By Mark Kinver
Science and environment reporter, BBC News
Spending the winter in Alaska is not without risks for the geese
Milder winters in the Arctic region have led to fewer Pacific brants, a species of sea goose, migrating southwards, say researchers.
A study by the US Geological Survey (USGS) found that as many as 30% of the birds were overwintering in Alaska rather than migrating to Mexico.
Until recently, more than 90% of the species were estimated to head south.
Writing in the journal Arctic, the team said the shift coincides with warming in the North Pacific and Bering Sea.
"This suggests that environmental conditions have changed for one of the northernmost wintering populations of geese," said lead author David Ward, a USGS researcher at the Alaska Science Center.
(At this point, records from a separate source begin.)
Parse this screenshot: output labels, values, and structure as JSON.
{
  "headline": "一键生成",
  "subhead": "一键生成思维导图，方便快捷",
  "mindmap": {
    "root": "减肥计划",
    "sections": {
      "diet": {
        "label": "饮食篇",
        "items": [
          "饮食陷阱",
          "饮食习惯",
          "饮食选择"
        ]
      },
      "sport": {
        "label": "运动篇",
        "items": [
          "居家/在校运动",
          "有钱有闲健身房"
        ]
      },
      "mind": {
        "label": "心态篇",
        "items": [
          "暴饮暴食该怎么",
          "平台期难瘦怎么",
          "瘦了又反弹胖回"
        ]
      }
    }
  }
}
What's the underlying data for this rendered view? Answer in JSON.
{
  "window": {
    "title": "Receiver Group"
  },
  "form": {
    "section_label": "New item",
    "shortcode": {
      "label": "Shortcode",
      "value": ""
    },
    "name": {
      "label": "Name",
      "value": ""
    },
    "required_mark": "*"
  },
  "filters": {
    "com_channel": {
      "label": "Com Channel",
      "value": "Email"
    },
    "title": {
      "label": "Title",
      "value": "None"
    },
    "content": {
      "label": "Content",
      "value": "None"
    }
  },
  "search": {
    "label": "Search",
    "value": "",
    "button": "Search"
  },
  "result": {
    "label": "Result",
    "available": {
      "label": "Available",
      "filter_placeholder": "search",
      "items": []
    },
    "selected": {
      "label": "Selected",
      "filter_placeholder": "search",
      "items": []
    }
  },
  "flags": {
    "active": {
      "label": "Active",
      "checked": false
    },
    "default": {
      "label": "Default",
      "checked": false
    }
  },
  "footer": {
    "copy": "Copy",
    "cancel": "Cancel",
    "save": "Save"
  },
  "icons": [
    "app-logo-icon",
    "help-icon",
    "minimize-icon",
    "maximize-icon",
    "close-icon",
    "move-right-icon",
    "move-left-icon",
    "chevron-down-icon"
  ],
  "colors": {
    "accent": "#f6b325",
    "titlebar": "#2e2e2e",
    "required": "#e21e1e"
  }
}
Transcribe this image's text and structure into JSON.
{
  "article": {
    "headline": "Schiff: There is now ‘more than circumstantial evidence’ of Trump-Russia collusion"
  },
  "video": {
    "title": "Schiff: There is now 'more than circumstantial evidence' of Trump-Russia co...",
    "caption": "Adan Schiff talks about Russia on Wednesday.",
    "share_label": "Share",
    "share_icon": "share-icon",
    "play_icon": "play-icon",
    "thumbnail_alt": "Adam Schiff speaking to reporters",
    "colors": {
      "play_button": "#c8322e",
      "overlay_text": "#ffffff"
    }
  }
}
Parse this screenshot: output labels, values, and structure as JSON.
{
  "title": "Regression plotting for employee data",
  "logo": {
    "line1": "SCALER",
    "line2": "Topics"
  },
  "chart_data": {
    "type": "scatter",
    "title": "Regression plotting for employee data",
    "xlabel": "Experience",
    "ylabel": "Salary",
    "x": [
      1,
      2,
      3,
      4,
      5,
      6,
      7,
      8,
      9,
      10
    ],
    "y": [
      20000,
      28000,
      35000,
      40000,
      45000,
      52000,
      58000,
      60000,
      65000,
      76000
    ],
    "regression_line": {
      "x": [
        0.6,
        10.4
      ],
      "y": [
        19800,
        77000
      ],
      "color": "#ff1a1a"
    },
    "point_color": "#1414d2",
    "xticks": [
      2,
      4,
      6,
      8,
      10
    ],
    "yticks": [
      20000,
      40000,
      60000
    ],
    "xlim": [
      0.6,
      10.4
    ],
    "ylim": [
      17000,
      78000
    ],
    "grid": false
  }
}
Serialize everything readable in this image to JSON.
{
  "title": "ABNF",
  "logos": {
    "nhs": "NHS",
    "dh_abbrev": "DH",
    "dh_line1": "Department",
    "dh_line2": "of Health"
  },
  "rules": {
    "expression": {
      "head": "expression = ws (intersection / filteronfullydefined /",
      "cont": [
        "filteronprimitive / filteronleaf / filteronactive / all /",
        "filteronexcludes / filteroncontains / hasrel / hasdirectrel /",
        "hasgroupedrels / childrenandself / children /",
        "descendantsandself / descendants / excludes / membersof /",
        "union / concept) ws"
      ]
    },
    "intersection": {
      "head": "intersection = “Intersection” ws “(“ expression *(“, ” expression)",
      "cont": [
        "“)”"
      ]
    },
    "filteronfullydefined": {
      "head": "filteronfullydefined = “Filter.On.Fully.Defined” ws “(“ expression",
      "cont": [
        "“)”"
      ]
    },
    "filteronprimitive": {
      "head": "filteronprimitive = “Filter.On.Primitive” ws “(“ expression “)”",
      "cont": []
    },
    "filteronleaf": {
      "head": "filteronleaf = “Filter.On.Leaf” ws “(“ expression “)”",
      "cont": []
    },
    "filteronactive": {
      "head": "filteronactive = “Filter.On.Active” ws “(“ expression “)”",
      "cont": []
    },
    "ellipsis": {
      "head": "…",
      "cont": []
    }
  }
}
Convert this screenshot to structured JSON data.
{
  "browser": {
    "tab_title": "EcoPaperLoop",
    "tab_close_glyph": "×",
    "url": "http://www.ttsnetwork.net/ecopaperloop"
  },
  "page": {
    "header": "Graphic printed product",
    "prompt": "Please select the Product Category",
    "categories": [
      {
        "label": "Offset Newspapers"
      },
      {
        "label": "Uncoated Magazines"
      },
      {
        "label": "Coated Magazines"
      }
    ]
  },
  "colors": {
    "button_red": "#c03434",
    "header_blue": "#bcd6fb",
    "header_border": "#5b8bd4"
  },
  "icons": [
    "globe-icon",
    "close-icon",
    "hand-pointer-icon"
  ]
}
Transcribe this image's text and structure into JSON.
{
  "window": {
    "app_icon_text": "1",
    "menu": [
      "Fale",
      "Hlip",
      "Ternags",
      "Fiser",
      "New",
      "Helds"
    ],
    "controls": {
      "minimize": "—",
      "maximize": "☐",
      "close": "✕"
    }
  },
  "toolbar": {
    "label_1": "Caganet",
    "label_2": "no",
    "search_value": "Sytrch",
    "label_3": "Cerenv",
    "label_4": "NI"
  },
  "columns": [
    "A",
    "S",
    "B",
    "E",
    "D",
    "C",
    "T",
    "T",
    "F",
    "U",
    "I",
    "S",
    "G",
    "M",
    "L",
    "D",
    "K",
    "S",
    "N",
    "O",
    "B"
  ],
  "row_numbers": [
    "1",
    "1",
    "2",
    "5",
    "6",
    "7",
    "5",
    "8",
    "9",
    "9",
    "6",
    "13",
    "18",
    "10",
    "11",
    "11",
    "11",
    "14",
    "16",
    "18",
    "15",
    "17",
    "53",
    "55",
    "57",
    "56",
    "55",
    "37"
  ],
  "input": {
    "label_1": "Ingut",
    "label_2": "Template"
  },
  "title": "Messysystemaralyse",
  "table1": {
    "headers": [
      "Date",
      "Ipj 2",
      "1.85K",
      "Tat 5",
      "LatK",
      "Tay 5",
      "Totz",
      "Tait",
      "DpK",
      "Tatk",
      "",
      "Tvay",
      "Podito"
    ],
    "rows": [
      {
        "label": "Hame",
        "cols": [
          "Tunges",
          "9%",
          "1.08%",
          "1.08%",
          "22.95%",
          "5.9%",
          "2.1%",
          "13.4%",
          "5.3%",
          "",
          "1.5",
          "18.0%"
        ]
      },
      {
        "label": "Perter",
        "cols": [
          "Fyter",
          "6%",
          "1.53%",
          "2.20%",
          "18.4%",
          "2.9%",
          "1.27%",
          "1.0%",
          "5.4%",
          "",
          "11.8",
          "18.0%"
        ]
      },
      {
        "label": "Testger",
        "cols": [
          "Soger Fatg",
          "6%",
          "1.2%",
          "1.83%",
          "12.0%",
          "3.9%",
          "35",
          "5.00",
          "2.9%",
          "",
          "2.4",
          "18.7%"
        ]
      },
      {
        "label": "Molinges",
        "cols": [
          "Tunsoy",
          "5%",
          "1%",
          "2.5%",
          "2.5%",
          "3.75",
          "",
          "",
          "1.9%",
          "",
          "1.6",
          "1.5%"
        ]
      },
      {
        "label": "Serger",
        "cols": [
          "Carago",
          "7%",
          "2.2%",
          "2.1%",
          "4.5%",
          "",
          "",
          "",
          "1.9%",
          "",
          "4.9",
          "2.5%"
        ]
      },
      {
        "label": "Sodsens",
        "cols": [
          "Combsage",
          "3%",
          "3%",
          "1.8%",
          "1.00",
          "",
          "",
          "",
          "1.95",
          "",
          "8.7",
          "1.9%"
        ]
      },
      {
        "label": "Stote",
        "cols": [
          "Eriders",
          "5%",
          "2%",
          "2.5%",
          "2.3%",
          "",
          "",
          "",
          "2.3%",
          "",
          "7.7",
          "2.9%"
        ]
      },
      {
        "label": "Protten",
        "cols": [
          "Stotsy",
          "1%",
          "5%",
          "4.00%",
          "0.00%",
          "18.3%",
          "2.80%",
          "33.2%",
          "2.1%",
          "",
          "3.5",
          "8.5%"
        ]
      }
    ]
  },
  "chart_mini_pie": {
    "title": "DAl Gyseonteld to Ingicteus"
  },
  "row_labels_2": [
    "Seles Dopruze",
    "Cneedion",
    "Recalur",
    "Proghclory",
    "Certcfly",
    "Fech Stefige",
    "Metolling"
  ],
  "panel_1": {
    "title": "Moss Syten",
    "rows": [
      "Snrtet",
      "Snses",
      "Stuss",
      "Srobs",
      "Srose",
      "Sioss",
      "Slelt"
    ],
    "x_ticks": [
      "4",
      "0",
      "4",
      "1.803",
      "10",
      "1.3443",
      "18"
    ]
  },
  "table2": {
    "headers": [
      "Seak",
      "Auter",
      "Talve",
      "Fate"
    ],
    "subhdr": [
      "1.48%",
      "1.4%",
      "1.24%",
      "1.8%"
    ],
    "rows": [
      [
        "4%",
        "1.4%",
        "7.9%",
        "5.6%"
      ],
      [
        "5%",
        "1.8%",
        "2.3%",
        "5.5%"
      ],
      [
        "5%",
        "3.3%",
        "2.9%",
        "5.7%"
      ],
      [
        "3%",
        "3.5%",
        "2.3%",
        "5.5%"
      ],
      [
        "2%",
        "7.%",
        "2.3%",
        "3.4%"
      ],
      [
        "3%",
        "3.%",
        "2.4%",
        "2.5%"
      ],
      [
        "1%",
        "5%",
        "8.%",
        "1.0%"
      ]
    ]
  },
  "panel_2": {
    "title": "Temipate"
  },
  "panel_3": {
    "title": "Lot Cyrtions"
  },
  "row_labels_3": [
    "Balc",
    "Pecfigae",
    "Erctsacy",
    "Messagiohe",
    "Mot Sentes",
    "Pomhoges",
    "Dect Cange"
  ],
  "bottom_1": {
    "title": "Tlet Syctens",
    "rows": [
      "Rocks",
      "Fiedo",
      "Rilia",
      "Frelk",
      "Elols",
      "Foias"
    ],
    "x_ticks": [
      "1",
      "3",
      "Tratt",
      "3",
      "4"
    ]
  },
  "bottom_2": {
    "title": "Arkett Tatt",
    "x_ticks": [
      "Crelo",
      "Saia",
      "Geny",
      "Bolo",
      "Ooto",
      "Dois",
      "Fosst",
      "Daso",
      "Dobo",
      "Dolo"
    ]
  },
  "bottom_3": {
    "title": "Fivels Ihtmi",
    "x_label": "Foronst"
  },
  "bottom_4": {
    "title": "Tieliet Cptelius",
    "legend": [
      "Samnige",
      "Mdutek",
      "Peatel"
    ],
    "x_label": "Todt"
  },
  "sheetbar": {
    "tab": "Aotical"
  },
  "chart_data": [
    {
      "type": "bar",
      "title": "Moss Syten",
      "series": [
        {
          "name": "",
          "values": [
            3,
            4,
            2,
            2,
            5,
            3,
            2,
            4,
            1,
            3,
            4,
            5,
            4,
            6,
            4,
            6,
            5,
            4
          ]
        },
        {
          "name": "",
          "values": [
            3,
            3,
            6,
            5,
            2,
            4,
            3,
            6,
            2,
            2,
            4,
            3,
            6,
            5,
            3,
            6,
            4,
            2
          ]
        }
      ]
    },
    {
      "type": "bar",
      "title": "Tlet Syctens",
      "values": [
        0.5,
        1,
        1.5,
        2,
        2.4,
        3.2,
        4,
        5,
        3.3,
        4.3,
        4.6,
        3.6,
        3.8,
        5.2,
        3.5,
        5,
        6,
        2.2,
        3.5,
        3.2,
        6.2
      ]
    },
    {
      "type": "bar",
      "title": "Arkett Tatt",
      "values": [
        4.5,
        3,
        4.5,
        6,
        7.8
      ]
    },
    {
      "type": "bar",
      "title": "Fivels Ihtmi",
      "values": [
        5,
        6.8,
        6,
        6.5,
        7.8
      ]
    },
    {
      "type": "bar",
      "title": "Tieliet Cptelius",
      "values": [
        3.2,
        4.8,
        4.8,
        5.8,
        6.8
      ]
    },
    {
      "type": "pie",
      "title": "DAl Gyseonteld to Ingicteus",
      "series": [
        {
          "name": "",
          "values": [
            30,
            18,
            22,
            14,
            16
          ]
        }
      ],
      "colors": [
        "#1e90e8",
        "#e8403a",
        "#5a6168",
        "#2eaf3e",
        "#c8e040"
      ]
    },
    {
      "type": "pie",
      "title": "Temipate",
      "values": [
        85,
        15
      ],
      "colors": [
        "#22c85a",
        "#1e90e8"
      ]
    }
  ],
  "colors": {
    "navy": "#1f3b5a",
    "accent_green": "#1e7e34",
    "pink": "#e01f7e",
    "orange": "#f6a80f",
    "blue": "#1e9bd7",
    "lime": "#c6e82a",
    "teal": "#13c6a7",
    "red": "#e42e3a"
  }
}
Pre-1977 records showed that fewer than 3,000 Pacific brants (Branta bernicla), otherwise know as brent geese, remained in Alaska over the winter.
However, that number had now increased to as many as 40,000 birds remaining in situ.
The authors added that the shift in climate after 1976 had well-documented effects on marine species, such as fish and seals, but estuarine species - such as the brant - had not been recorded.
"Our study suggests that the growth in the brant population wintering on the Alaska peninsula is linked to the same climate change," Mr Ward observed.
He went on to suggest that the recent period of warming appeared to be related to changes in the availability of eelgrass, the primary food of the geese during their non-breeding season.
Higher air and water temperatures had led to a reduction in the volume of sea ice in coastal waters, which allowed the eelgrass to bloom.
"Undisturbed access to sufficient amounts of eelgrass is crucial to the winter survival of this species," he said.
The researchers expect the number of Pacific brants overwintering in Alaska to increase in the future, because projections suggest rising temperatures will cause a reduction in sea ice at higher latitudes.
But Mr Ward warned that the birds were adopting a potentially risky strategy.
He said that a sudden and severe spell of harsh winter weather could have a devastating impact on those remaining in Alaska.
And if a greater percentage of the birds stayed in the region, then it could have a significant effect on the species' long term success.